            That tedious description, as inadequate as it is, illustrates the impossibility of comprehending the vastness of eternity.  But it does serve to provide a little perspective on our brief sojourn here.  It helps us to realize how brief are our lengthy trials, how light our heavy burdens.  It illustrates the truth that there is no hyperbole in Paul’s observation that “our light affliction, which is but for a moment, worketh for us a far more exceeding and eternal weight of glory; While we look not at the things which are seen, but at the things which are not seen:  for the things which are seen are temporal; but the things which are not seen are eternal” ((II Cor. 4:17, 18).  And Paul does not exaggerate when he opines:  “For I reckon that the sufferings of this present time are not worthy to be compared with the glory which shall be revealed in us” (Rom. 8:18).  As some wag has observed:  “eternity is a long time.”
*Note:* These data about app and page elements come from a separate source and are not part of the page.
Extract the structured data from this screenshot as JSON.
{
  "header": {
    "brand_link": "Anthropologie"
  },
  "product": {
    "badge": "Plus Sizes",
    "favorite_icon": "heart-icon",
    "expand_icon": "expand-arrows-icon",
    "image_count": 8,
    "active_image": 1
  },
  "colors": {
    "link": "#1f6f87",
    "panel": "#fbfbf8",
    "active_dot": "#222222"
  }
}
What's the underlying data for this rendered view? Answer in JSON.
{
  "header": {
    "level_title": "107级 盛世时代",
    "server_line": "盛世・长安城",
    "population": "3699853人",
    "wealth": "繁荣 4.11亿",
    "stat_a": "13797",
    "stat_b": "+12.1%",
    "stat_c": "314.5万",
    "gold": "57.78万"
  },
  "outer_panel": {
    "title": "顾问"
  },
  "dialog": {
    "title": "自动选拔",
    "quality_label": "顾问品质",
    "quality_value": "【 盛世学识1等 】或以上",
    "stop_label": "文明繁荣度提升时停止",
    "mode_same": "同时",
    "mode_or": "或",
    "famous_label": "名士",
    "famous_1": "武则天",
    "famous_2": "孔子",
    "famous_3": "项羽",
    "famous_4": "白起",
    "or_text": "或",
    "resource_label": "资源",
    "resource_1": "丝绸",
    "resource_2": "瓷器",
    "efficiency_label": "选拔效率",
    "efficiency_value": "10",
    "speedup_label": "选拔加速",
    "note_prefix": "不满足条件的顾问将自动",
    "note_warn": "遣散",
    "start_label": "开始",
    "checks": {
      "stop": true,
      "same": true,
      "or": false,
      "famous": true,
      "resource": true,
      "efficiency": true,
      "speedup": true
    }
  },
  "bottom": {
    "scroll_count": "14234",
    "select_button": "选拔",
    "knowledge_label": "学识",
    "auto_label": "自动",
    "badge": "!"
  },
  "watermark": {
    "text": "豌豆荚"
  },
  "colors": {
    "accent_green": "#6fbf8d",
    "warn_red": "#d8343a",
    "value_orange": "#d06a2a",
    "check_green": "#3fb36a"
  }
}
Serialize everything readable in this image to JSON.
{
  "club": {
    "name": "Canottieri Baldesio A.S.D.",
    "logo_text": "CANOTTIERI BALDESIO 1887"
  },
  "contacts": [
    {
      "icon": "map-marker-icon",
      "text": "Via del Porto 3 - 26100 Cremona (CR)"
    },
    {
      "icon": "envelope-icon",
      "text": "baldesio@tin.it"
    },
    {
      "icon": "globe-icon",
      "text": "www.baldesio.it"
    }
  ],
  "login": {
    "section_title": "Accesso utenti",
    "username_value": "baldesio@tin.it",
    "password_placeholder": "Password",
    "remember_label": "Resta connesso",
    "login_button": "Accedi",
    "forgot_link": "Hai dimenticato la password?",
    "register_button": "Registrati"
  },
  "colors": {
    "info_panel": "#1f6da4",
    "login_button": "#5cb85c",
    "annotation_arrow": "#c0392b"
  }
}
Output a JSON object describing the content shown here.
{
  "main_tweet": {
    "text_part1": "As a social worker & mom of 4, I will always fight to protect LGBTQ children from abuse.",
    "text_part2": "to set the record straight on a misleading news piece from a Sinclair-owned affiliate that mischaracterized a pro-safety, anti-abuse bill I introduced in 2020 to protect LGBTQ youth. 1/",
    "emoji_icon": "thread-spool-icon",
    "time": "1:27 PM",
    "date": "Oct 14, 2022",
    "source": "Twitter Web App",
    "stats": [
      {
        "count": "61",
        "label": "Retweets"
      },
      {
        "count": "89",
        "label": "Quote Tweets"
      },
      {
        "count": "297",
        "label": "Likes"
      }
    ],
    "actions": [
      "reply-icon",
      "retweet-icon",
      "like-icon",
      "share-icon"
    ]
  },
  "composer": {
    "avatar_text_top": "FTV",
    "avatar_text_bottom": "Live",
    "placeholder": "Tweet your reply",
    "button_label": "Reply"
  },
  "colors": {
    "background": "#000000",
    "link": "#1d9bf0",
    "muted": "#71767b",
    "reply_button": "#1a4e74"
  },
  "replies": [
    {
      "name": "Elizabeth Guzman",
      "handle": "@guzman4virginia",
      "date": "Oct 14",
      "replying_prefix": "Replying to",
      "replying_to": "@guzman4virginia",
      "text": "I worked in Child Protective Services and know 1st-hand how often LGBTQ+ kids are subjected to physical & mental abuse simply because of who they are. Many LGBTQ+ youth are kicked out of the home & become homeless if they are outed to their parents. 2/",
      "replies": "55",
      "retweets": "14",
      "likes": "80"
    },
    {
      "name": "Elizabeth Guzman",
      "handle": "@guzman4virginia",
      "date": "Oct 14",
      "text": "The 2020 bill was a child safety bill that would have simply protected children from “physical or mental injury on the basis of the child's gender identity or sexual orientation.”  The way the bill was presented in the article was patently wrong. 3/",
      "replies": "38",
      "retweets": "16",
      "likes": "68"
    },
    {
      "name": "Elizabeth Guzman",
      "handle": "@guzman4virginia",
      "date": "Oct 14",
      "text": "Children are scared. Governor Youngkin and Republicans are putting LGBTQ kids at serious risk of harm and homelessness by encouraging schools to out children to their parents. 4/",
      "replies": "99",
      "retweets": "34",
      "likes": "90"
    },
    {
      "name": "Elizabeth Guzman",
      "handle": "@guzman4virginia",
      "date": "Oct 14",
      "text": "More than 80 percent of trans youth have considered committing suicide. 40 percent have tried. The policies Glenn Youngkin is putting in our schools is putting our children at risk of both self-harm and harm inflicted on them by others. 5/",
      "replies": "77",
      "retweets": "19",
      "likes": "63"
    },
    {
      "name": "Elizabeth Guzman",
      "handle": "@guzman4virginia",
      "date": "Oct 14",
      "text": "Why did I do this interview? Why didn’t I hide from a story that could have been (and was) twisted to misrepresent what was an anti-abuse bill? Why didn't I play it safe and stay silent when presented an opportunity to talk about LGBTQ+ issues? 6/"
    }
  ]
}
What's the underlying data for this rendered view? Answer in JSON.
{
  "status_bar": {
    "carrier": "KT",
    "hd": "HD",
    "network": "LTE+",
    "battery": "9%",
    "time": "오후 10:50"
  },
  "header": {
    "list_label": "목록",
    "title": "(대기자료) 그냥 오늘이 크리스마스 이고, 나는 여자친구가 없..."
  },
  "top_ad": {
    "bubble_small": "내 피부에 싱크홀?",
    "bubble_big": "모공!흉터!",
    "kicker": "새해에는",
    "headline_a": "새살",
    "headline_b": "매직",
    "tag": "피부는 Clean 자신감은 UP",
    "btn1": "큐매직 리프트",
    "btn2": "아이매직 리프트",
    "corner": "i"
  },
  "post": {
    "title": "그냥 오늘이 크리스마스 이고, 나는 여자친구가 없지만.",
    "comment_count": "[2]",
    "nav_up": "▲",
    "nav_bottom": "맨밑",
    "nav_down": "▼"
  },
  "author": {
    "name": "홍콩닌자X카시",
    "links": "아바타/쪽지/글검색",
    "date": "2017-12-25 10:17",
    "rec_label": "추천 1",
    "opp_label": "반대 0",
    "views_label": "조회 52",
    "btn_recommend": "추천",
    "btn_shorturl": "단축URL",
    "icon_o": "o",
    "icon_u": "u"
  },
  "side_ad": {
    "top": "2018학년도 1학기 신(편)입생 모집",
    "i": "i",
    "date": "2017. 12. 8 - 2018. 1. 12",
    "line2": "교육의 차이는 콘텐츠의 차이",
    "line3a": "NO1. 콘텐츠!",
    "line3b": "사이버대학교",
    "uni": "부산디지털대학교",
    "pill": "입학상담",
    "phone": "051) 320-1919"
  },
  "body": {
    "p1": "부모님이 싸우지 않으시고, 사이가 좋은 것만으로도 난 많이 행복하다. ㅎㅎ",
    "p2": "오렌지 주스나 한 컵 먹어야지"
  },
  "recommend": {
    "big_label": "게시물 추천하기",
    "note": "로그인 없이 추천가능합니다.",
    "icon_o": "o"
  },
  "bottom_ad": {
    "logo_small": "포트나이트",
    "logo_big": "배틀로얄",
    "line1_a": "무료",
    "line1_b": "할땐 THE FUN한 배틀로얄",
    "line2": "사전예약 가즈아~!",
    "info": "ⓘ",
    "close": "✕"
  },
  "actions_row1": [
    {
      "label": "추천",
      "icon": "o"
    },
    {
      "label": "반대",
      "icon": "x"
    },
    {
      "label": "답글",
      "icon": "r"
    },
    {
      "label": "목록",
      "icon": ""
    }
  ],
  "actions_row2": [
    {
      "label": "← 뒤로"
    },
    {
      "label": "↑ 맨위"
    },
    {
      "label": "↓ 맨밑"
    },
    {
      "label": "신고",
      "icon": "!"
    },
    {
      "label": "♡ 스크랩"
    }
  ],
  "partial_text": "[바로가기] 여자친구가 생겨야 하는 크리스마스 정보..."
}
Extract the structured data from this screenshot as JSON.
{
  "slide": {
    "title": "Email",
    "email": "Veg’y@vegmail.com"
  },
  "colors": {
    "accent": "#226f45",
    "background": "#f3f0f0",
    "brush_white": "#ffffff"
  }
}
            When we are tempted to question the lifelong hardship of a family struggling to survive, the suffering of a little child in the throes of some dread disease, or the severe persecution of faithful saints in other parts of the globe, we have forgotten a number of things.  Among them are the facts that God is absolutely perfect; God is only good; God is always right and just.  And we have forgotten the reality of eternity.  Looking back from the shore of eternity, we will never say that the sufferings of this present time were too lengthy.  We will remember with Peter that “All flesh is as grass, and all the glory of man as the flower of grass.  The grass withereth, and the flower thereof falleth away” (I Pet. 1:24).  And we will agree with James:  “For what is your life?  It is even a vapour, that appeareth for a little time, and then vanisheth away” (4:14).  And we will affirm with John that “the world passeth away, and the lust thereof:  but he that doeth the will of the Father abideth for ever” (I John 2:17).

 Blessed, glorious word “forever!”

Yea, “forever!” is the word;

Nothing can the ransomed sever,

Naught divide them from the Lord.

- J. Denham Smith

Actions: E-mail | Permalink

Previous Page | Next Page